Communities of Bur and herdsmen in South Sudan have resolved to share pastures and water points and buried their differences in dry seasons
“We have agreed together to hold anyone that will cause conflict between us accountable, like thieves of goats and cattle,” said Oburak Alex, landlord of Bur who oversees all traditional rituals and land ownership disputes in the area.
The Bur community in Eastern Equatoria has frequently voiced concerns over aggressive behaviours displayed by pastoralists from Torit East.

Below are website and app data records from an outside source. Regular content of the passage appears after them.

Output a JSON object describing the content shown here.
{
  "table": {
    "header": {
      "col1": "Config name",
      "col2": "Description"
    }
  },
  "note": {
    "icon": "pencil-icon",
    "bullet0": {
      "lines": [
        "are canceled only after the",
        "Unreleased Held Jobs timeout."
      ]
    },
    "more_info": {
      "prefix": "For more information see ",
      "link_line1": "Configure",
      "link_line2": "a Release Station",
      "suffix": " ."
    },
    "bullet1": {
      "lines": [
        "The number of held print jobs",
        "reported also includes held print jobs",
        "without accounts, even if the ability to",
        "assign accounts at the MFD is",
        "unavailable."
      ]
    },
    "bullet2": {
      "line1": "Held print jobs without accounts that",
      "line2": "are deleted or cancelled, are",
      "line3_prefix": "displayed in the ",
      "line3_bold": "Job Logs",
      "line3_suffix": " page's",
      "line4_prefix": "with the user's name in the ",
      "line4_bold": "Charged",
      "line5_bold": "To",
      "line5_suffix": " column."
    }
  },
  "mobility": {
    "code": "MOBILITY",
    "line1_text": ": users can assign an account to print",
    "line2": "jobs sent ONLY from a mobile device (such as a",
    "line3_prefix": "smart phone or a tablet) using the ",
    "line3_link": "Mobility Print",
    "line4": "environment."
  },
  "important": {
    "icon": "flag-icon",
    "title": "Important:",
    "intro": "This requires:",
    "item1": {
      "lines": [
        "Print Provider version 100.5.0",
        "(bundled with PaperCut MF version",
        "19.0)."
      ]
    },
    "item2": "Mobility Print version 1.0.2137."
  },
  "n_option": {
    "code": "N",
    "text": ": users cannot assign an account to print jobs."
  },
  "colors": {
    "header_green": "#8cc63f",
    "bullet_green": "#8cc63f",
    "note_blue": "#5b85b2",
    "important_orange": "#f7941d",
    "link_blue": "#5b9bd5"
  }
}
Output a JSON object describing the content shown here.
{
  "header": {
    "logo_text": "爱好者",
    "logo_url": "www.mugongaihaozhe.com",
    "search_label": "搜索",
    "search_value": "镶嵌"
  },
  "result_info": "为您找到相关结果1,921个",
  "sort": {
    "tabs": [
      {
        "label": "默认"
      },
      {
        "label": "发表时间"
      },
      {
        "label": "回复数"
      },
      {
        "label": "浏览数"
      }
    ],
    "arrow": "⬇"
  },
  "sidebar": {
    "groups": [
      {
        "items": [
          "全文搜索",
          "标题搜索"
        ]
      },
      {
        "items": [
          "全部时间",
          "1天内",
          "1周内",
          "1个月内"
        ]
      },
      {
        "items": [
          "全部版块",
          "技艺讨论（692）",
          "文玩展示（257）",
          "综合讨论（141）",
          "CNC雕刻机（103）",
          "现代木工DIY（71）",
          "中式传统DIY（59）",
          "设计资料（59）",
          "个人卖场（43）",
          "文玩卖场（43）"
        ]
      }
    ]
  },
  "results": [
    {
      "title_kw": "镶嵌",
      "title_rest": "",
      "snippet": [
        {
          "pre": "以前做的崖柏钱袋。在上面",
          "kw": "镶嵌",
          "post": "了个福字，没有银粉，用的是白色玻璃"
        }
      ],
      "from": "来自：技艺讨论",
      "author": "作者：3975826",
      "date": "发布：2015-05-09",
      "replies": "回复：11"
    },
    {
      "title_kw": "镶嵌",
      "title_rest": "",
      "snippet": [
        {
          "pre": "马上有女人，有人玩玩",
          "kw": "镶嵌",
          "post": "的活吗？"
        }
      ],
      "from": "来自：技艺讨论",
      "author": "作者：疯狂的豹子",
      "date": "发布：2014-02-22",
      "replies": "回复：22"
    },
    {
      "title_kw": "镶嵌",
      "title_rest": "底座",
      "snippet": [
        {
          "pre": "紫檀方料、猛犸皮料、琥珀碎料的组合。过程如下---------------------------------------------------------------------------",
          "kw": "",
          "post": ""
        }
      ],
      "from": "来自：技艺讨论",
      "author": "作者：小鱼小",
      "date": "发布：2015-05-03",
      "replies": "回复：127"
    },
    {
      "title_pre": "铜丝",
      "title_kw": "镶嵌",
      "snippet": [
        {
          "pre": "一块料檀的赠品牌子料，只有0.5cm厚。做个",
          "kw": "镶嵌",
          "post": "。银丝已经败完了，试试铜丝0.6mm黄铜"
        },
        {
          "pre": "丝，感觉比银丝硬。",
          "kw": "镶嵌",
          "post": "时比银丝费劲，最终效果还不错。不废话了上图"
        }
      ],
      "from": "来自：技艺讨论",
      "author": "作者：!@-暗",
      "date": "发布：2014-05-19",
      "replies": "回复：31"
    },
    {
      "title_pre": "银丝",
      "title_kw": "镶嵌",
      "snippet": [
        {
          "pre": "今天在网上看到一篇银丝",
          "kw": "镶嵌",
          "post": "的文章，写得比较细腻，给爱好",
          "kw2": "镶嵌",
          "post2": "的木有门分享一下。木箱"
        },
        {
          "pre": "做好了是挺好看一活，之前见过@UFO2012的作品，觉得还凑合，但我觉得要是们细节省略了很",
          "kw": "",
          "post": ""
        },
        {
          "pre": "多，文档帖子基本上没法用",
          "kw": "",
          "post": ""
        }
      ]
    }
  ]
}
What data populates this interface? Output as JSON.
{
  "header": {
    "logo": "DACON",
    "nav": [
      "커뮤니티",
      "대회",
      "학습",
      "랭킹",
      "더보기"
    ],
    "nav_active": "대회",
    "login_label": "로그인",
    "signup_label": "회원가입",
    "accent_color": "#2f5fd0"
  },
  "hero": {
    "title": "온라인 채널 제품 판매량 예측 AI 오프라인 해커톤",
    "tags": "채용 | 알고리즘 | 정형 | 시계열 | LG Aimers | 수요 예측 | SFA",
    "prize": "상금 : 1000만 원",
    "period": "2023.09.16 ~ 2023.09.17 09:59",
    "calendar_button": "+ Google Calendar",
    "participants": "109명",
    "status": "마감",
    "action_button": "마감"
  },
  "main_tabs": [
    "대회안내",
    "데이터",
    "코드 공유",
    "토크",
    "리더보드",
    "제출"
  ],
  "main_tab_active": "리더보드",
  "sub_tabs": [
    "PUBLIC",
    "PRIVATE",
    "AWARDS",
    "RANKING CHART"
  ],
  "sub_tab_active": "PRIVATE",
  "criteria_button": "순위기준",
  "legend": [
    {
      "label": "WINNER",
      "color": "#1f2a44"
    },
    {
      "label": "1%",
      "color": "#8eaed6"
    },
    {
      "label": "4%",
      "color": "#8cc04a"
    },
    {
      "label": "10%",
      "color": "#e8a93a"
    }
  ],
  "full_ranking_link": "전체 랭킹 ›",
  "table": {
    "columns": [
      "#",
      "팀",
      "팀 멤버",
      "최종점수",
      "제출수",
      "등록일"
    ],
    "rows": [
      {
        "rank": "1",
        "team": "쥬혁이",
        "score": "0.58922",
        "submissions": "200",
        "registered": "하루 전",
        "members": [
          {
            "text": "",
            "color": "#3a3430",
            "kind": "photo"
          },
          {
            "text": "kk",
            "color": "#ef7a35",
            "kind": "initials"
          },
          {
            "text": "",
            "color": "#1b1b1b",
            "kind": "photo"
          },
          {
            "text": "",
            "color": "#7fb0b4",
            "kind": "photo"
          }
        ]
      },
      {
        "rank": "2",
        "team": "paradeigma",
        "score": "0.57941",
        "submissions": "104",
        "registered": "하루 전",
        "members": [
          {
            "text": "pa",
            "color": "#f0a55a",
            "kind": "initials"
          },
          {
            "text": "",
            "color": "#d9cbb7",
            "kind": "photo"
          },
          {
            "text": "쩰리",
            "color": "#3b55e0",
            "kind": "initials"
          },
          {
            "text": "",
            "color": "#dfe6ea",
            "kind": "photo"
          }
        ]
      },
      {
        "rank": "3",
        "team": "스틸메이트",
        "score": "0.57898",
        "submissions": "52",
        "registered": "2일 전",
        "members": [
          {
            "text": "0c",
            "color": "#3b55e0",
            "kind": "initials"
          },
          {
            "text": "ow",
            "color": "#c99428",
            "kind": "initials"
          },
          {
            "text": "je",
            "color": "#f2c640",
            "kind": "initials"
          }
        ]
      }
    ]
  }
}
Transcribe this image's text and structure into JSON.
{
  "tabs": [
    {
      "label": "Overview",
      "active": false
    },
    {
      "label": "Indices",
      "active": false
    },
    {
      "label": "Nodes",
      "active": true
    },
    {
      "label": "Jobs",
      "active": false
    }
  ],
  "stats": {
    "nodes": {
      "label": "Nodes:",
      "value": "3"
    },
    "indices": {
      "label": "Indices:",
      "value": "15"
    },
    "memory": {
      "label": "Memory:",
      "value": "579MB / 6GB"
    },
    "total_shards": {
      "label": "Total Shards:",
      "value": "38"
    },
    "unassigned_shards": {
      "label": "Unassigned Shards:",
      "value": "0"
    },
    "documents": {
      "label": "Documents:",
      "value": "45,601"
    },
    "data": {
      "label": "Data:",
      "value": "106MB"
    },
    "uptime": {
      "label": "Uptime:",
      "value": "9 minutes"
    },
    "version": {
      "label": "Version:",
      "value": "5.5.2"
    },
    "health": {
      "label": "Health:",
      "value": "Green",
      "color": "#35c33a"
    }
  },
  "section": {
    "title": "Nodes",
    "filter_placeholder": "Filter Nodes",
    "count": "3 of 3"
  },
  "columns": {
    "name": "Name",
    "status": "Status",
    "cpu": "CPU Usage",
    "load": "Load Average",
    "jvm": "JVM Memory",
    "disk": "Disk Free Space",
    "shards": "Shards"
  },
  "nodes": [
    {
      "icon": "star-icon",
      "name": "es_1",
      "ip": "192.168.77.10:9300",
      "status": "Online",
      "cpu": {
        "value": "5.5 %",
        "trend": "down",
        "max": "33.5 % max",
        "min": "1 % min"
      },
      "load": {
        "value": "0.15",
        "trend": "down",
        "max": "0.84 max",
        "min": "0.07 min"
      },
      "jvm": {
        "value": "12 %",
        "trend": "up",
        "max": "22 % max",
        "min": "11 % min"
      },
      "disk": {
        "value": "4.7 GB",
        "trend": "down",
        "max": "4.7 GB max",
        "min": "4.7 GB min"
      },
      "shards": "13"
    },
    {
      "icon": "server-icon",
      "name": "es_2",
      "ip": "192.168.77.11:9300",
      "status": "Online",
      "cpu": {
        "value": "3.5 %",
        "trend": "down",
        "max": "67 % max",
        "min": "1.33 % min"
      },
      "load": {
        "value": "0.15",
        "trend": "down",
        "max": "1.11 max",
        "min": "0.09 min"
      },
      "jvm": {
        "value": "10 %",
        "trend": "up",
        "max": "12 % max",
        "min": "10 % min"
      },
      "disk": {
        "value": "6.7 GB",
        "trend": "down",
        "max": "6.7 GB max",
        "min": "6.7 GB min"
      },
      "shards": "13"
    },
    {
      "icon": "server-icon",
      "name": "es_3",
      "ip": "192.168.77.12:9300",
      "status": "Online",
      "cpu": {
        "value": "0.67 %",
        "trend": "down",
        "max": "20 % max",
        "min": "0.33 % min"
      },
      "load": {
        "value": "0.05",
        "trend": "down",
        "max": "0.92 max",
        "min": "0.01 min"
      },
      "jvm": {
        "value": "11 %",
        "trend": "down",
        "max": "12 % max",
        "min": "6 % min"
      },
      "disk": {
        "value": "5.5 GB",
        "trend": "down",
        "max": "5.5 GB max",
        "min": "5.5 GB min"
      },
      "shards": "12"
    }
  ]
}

Incidents of rape, elopement, adultery and destroying crops by letting cattle graze on farmlands, are among the transgressions that have upset the people of Bur.
With indications that violence may have been about to escalate, the Civil Affairs Division of the United Nations in South Sudan decided to support an inter-communal forum aimed at resolving conflicts and strengthen traditional mechanisms to address disputes.
At the end of the two-day get-together, the feuding communities resolved to share pastures and water points and buried their differences, but with a few caveats.
“We are ready to receive them again and give them land to graze for their cattle to graze, but they have to come with their wives,” said John Okori Obi, one of the youth representatives in Bur, stressing the importance of immediately implementing the resolution agreed on to put an end to adulterous behaviour.
It was also decided that ambulating pastoralists will communicate their intended movements and appoint someone to speak on their behalf should crimes be committed.
“What you have done is commendable, so we encourage you to implement the resolutions,” said Leah Chan, a representative of the UNMISS civil affairs division in Torit.